Submit Data |  Help |  Video Tutorials |  News |  Publications |  FTP Download |  REST API |  Citing RGD |  Contact   

Role of neuromedin B in control of the release of thyrotropin in hypothyroid and hyperthyroid rats.

Authors: Rettori, V  Pazos-Moura, CC  Moura, EG  Polak, J  McCann, SM 
Citation: Rettori V, etal., Proc Natl Acad Sci U S A. 1992 Apr 1;89(7):3035-9.
Pubmed: (View Article at PubMed) PMID:1557409

Neuromedin B (NB) is a recently discovered neuropeptide related to bombesin. It is localized to thyrotropes and we have previously shown that it directly inhibits thyrotropin (TSH) release from the anterior pituitary gland of euthyroid rats. In the current studies, we further evaluated the action of NB and antiserum directed against it in euthyroid rats and compared the actions with those in hypo- and hyperthyroid rats. Rats were rendered hypothyroid by treatment with propylthiouracil and hyperthyroid by treatment with thyroxine. In euthyroid rats, NB suppressed TSH release from hemipituitaries in vitro. Incubation of these pituitaries with highly specific antiserum against NB produced a stimulation of TSH release, whereas normal rabbit serum had no effect on the output of TSH. Thus, in euthyroid animals NB is a physiologically significant inhibitor of TSH release from the pituitary. In hypothyroid as in euthyroid animals, NB inhibited TSH release when microinjected into the third ventricle (3V) in the same dose (0.5 micrograms; 0.44 nmol) as in euthyroid rats.
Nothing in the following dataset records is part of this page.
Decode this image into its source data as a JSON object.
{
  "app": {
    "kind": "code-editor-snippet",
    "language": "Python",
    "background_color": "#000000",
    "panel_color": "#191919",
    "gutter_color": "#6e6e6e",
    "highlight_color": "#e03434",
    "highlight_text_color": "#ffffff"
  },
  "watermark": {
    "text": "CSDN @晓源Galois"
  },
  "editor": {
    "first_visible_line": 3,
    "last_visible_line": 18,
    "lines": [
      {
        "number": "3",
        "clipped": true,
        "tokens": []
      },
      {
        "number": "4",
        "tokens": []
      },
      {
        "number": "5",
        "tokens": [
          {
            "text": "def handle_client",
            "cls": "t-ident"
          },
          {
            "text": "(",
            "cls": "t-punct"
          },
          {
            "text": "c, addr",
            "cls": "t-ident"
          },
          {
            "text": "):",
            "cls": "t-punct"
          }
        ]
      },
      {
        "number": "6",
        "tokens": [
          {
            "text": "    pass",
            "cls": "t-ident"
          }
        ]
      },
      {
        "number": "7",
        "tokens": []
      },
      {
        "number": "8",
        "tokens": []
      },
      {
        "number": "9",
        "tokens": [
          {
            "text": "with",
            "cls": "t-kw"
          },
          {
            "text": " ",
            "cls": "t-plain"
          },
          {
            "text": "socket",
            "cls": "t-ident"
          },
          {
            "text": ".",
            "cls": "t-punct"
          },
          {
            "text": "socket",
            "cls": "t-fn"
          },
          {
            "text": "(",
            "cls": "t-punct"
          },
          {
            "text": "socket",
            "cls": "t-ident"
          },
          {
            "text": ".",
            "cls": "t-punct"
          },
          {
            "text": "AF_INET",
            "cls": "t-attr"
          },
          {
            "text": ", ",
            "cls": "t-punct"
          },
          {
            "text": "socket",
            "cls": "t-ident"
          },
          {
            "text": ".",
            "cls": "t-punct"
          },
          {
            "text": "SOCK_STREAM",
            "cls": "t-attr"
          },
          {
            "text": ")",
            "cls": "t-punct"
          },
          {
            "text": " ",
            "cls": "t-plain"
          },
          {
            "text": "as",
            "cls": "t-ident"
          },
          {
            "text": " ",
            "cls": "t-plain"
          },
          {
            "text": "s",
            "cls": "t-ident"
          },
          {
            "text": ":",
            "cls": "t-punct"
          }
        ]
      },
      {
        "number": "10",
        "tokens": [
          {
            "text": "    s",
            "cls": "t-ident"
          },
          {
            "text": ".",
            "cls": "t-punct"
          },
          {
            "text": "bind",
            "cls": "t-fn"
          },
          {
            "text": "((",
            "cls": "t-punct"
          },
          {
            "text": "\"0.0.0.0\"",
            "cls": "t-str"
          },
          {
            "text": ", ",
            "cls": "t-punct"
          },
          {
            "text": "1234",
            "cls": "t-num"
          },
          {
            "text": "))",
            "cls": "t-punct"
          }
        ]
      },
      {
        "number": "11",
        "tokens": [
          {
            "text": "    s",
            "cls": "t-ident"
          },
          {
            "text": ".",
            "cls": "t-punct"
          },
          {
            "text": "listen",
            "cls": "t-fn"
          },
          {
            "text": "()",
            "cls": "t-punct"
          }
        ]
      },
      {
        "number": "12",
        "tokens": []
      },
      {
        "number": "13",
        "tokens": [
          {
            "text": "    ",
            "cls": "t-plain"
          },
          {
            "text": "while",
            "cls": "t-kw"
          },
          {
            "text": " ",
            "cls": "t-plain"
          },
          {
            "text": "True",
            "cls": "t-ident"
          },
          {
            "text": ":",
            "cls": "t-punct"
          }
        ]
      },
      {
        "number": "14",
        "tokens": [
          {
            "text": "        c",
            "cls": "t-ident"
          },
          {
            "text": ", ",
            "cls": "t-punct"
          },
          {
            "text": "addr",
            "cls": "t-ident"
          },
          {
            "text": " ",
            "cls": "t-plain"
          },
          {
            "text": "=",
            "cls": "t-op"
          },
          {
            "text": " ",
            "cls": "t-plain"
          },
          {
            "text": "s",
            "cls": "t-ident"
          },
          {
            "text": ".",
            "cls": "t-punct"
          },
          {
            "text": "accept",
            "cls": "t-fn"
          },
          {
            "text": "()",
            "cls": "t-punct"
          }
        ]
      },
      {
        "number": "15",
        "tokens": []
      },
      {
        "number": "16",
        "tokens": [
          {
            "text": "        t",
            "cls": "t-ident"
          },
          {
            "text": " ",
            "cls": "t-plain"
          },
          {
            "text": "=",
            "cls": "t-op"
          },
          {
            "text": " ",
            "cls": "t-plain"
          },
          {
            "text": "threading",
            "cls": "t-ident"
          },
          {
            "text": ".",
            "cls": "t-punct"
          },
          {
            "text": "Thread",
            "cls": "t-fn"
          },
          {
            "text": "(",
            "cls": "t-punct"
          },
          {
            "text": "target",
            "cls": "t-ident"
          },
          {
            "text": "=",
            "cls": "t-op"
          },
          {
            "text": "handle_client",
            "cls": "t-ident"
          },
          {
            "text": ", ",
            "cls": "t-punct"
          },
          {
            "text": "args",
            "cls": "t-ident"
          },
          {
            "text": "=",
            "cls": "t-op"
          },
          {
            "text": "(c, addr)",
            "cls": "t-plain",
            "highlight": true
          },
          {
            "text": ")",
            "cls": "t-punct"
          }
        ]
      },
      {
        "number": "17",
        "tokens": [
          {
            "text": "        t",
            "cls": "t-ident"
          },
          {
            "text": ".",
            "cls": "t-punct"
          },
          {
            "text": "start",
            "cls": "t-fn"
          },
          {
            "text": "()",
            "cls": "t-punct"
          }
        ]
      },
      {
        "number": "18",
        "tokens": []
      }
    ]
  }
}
TSH release from hemipituitaries of hypothyroid animals was also suppressed by NB as in euthyroid animals. In hypothyroid animals, anti-NB antiserum was ineffective both in vivo after its microinjection into the 3V and in vitro on hemipituitaries, which suggests that the peptide has little physiologic significance in this condition, presumably because of its reduced release from the thyrotropes associated with diminished NB content in the pituitary of the hypothyroid rat. Intraventricular injection of NB failed to lower plasma TSH in hyperthyroid rats, which suggests that the action of the peptide is already maximal in hyperthyroidism. When antiserum to NB was microinjected twice into the 3V, there was a delayed increase in plasma TSH manifest 24 hr after the initial injection. TSH release from pituitaries of these animals was markedly increased in the presence of NB antiserum. Thus, NB has a physiologically significant TSH release-inhibiting action at the pituitary in the hyperthyroid as well as in the euthyroid rat. We conclude that in the euthyroid animal NB acts in an autocrine fashion to suppress TSH release from the thyrotropes directly. In hypothyroidism, NB synthesis and presumably release from the pituitary is decreased, such that there is no physiologic significance to the residual NB release, although the responsiveness to the inhibitory action of the peptide is increased, possibly via upregulation of its postulated receptors on the thyrotrope. In hyperthyroidism, the concentration of NB in thyrotropes and presumably its release is increased so that it has a physiologically significant TSH release-inhibiting action.


Gene Ontology Annotations
Objects Annotated

Additional Information

CRRD Object Information
CRRD ID: 1642347
Created: 2007-09-13
Species: All species
Last Modified: 2007-09-13
Status: ACTIVE


RGD is funded by grant HL64541 from the National Heart, Lung, and Blood Institute on behalf of the NIH.